Yancy said he has no financial ties to the manufacturer and is interested only in answering medical and scientific questions. He added that the population originally defined for Natrecor might be too narrow. Acute heart failure, also known as decompensated heart failure, the form of the disease for which the drug was approved, may be evident even when patients are not in crisis. The problem is typified by acute shortness of breath.
“There are many patients who remain symptomatic despite being on all the right medications,” Yancy said. “In my judgment they may not have acute decompensated heart failure, but chronic decompensated heart failure,” he said.
While some heart-failure patients benefit from nitroglycerin, diuretics, pacemakers and other implantable devices, transplantation remains another option. Heart transplants, however, are usually out of the question for people older than 60 because these patients are considered too old and often too sick. Yancy believes Natrecor offers a life-sustaining option.

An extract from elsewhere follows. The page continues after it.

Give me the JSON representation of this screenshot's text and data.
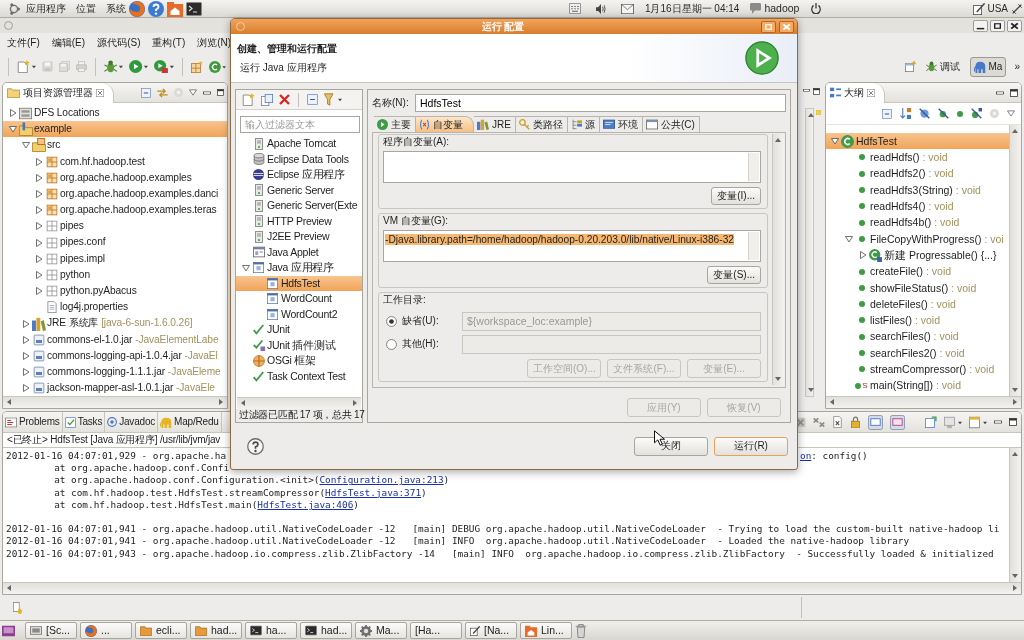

William Morrisey, 72, of Brooklyn, said Natrecor has renewed his strength. He has a history of heart disease and underwent quintuple bypass surgery more than a decade ago. “Before this [drug] I couldn’t make more than two steps at a time,” the retired machine-parts salesman said about ascending the stairs to his home. “Now I can go up the whole flight of 15 steps. I wouldn’t call it a miracle drug, it doesn’t cure anything it just helps.”
Doctors opposed to outpatient Natrecor infusions say no one has established how often the drug should be administered or when patients should be weaned. Chiarello, a patient in Stony Brook University Hospital’s heart-failure program, has been weaned from three weekly infusions to one. He hopes to soon be free of the drug.

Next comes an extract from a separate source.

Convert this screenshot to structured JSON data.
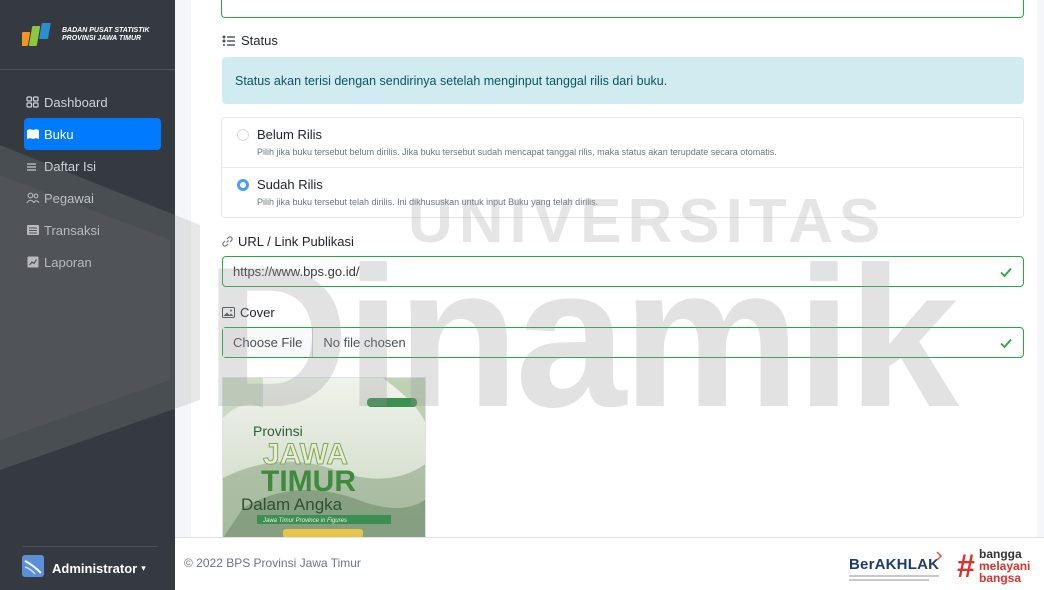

Heart failure is a growing public health issue, said Dr. Norbert Moskovits of Maimonides Medical Center in Brooklyn. He calls heart failure the No.1 cardiac affliction among people 65 and older. In the disease, an enlarged heart no longer pumps efficiently. An estimated 5 million people are affected nationwide.
Dr. Robert Phillips, chairman of medicine at Lenox Hill Hospital in Manhattan, said Sackner-Bernstein’s analyses suggest the need for more research on Natrecor’s safety.
“At this point in time the ethical position that any physician or researcher should take is that the drug should be tested in a randomized placebo-controlled clinical study,” Phillips said. “Even though this study [Sackner-Bernstein’s] raises concerns, if the drug is useful, we need to know this and how to use it most effectively.”